- Truly next gen system philosophy with slick, fast UI, voice and gesture commands and seamless integration of all sofa-based entertainment, Skype, fast switching, multi-tasking, snap mode has a thousand possibilities
- Games launched instantly without disc switching due to installs
- Add as much extra storage as desired through external HDD
- Kinect 2.0 included – finally frees up developers to explore the tech and its possibilities for integration into core gaming, unnoticeable latency, provides high quality Skype camera, and will be great for UI and media control via voice command and gesture
- Smart Glass can finally show its potential now it will be linked directly via Wi-Fi to the console (rather than the old SG to web, web to Xbox method that lagged a lot)
- Controller looks amazing with “surround rumble” and every area subtly improved, and overhauled D-pad
- GAMES – the launch window games for Xbox One contains loads of exclusive titles I’m actually interested in – Ryse, Forza, Dead Rising 3, Killer Instinct, Project Spark, Titanfall, Quantum Break, D4
- General good track record with online services and reliable media and UI performance
- Sharing family is an amazing feature. Really surprised me how generous the terms are.
- Huge cloud advantage to 300,000 servers (I read somewhere Sony has access to 30,000?)
- Xbox One Will Allow Any Owner To Become A Video Game Developer
- Refusal to allow self-publishing on Xbox One is a huge mistake in my mind, and will rob the platform of some of the most interesting games next gen. It’s a possible deal breaker for me.
- 24 hour check in is an obvious and necessary way of protecting against piracy within a system where games are fully installed, instantly launched and sharable with friends digitally – BUT – lack of any fail-safes for times the internet goes is a major concern. Another possible deal breaker in my mind.

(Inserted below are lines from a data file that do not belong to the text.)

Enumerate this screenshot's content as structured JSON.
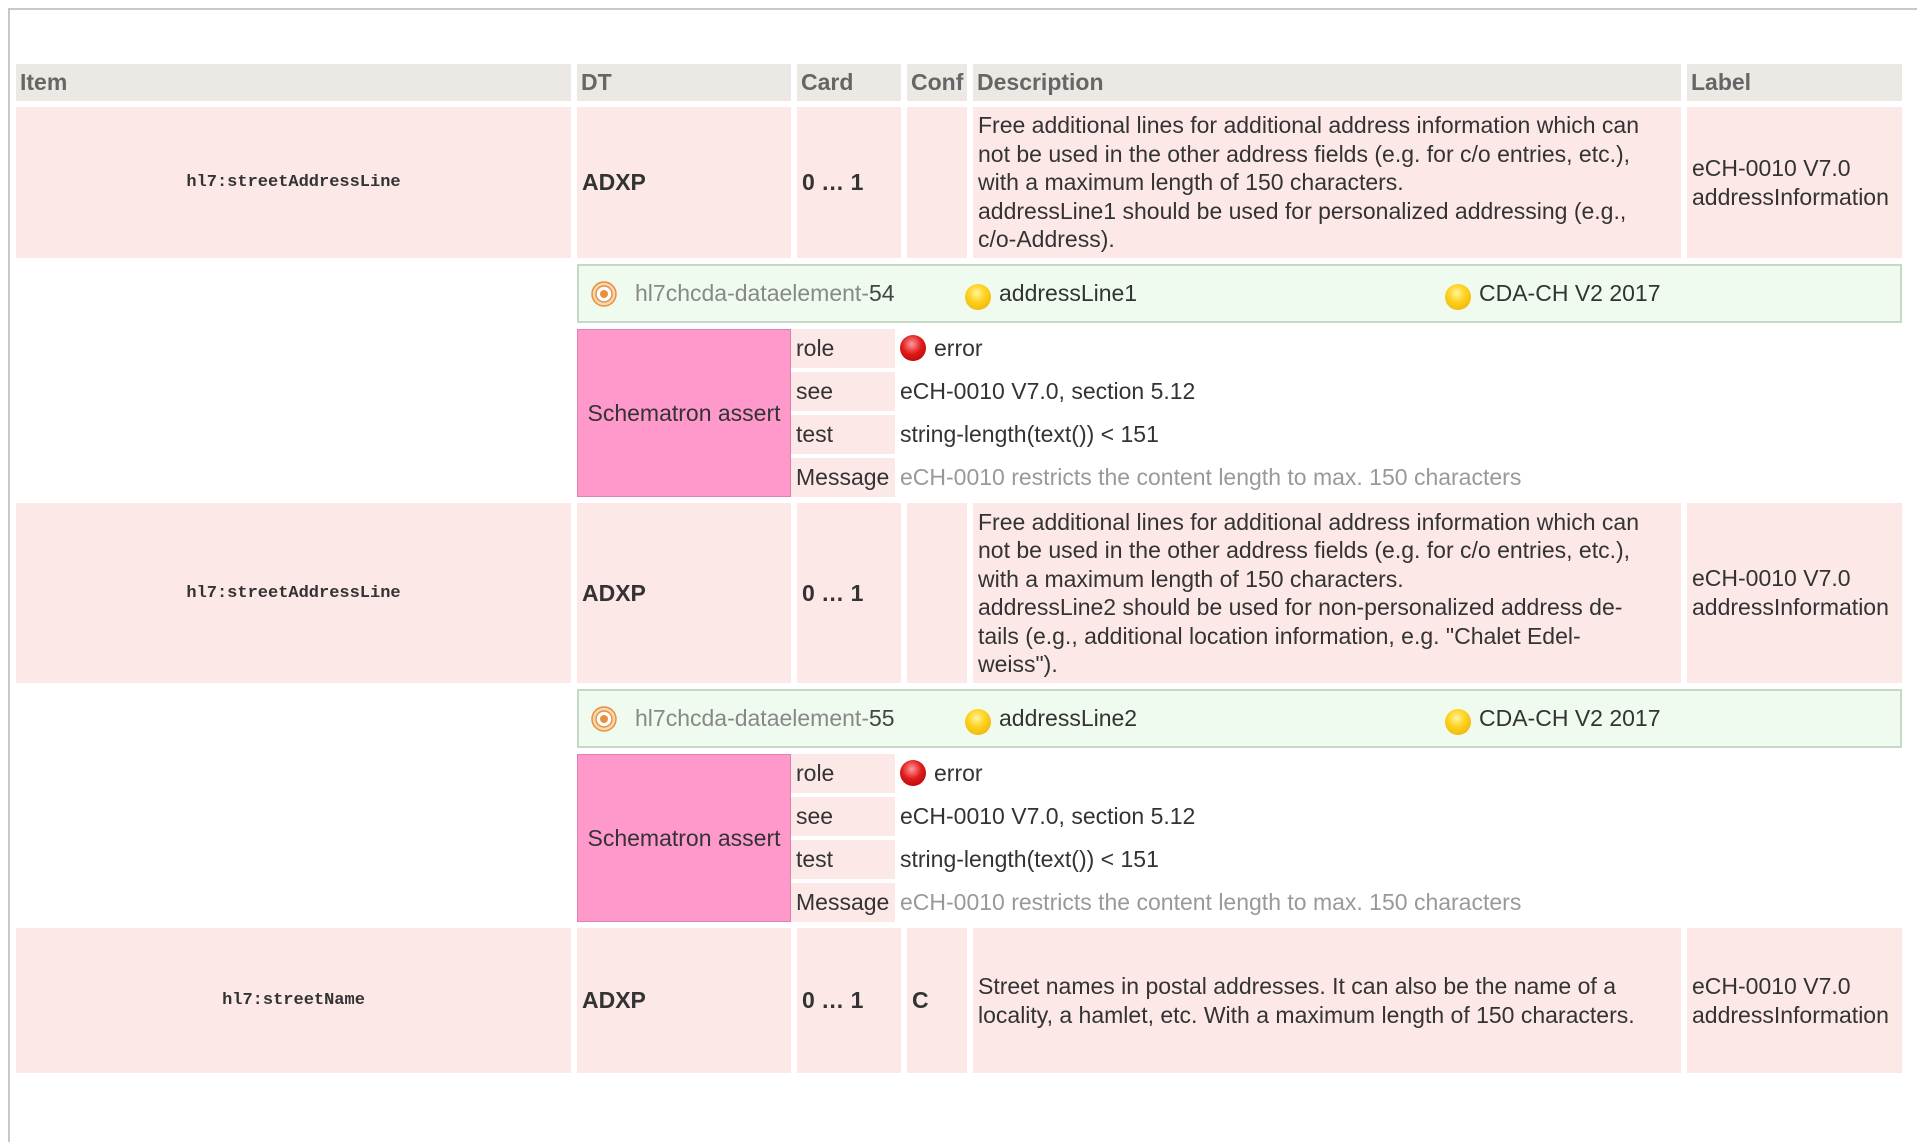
{
  "header": {
    "item": "Item",
    "dt": "DT",
    "card": "Card",
    "conf": "Conf",
    "description": "Description",
    "label": "Label"
  },
  "rows": [
    {
      "item": "hl7:streetAddressLine",
      "dt": "ADXP",
      "card": "0 … 1",
      "conf": "",
      "description": [
        "Free additional lines for additional address information which can",
        "not be used in the other address fields (e.g. for c/o entries, etc.),",
        "with a maximum length of 150 characters.",
        "addressLine1 should be used for personalized addressing (e.g.,",
        "c/o-Address)."
      ],
      "label": [
        "eCH-0010 V7.0",
        "addressInformation"
      ],
      "assoc": {
        "id_prefix": "hl7chcda-dataelement-",
        "id_num": "54",
        "name": "addressLine1",
        "set": "CDA-CH V2 2017"
      },
      "schematron": {
        "title": "Schematron assert",
        "role_key": "role",
        "role_val": "error",
        "see_key": "see",
        "see_val": "eCH-0010 V7.0, section 5.12",
        "test_key": "test",
        "test_val": "string-length(text()) < 151",
        "msg_key": "Message",
        "msg_val": "eCH-0010 restricts the content length to max. 150 characters"
      }
    },
    {
      "item": "hl7:streetAddressLine",
      "dt": "ADXP",
      "card": "0 … 1",
      "conf": "",
      "description": [
        "Free additional lines for additional address information which can",
        "not be used in the other address fields (e.g. for c/o entries, etc.),",
        "with a maximum length of 150 characters.",
        "addressLine2 should be used for non-personalized address de-",
        "tails (e.g., additional location information, e.g. \"Chalet Edel-",
        "weiss\")."
      ],
      "label": [
        "eCH-0010 V7.0",
        "addressInformation"
      ],
      "assoc": {
        "id_prefix": "hl7chcda-dataelement-",
        "id_num": "55",
        "name": "addressLine2",
        "set": "CDA-CH V2 2017"
      },
      "schematron": {
        "title": "Schematron assert",
        "role_key": "role",
        "role_val": "error",
        "see_key": "see",
        "see_val": "eCH-0010 V7.0, section 5.12",
        "test_key": "test",
        "test_val": "string-length(text()) < 151",
        "msg_key": "Message",
        "msg_val": "eCH-0010 restricts the content length to max. 150 characters"
      }
    },
    {
      "item": "hl7:streetName",
      "dt": "ADXP",
      "card": "0 … 1",
      "conf": "C",
      "description": [
        "Street names in postal addresses. It can also be the name of a",
        "locality, a hamlet, etc. With a maximum length of 150 characters."
      ],
      "label": [
        "eCH-0010 V7.0",
        "addressInformation"
      ]
    }
  ],
  "colors": {
    "header_bg": "#ece9e4",
    "row_bg": "#fde8e8",
    "assoc_bg": "#eefbee",
    "schematron_bg": "#ff99cc"
  },
  "icons": {
    "target": "target-icon",
    "status_yellow": "yellow-status-dot-icon",
    "error": "red-error-dot-icon"
  }
}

- Slight lack of power over PS4 could become an issue later in the generation, and could lead to superior PS4 versions of cross platform games
- Huge size of the console, obviously due to overheating paranoia, makes it less of an attractive proposition in my entertainment centre
- Higher price over PS4
- Used game restrictions only bother me in that it seems to favour big businesses like GAME and Gamestop. Will my local games shop be allowed to sell on Xbox One games? I don’t patronise the used game industry personally as I think it is choking the real games making industry, but I don’t like these big-corporate favouring policies.
- Fear over what could happen at the end of the generation. While it is more logical to think that they’d just run an update that removed the online check, there is the spectre of risk that all your paid-for games could become unplayable.
- The name Xbox One sounds boring, everyone was waiting to hear something different.
- No worries or hassles about online requirements, used games, long term ownership
- £80 cheaper than Xbox One
- Slight power advantage could allow some unique experiences later in the generation, and could lead to superior PS4 versions of cross platform games
- Lots of quality first party studios such as Naughty Dog promise some special next gen experiences
- Much improved control pad over the DS, looks actually usable
- Touch pad should help with UI/media/web aps control
- Much smaller box, more discreet in entertainment centre
- Lack of next-gen vision, still relying on disc swapping (or going digital download wholesale, which I will if I go PS4 as I hate disc swapping), UI smoothness and usability still and unknown quantity, media functionality undetailed and general historical poor form on these fronts (even as recently as the Vita) do not bode well for a slick, usable ecosystem
- General lack of reliability when it comes to online services and updates – this morning it was announced that the latest PS3 firmware was bricking some PS3s. Seven years into this console and five months away from the next this sets off serious alarm bells for me as to Sony’s competence in this area.
- Much less servers to rely on for cloud functionality
- Throwing their one innovation under the bus to score cheap points. They drop the Eye so they can be £80 rather than £20 cheaper than Xbxo and instantly make it an irrelevance. Developers won’t support it if they don’t know every console has it.
- Small box with little ventilation makes me think this will either be a) a noisy system with powerful fans or b) prone to overheating
- Lack of launch window exclusive games that really appeal. Only SecondSon and The Order: 1886 really appeal to me and it’s a bit depressing that the two launch titles I would likely buy – Watchdogs and FIFA 14 – would both be on Xbox One as well.
- Lack of support for external harddrives. No matter how much Sony fan boys may insist on it – the ability to replace the harddrive is not a better feature. In an ideal world I’d want both features, but just being able to replace the harddrive means you are paying for something you will eventually dispose of. If I want 2tb+ on day one, for Xbox One I add an external and then have 2.5tb, nothing wasted. On PS4 I replace the internal harddrive with a 2tb model and then I have basically paid for a 500gb harddrive I have no further use for. If I do it further down the road I have to go through the laborious process of transferring data over, whereas with Xbox One I simply add more, keeping everything where it is on the internal one. Sorry Sony fanboys, this is a worse situation to be.
Credits goes to soupdog78 from the IGN forums for a great portion of this article.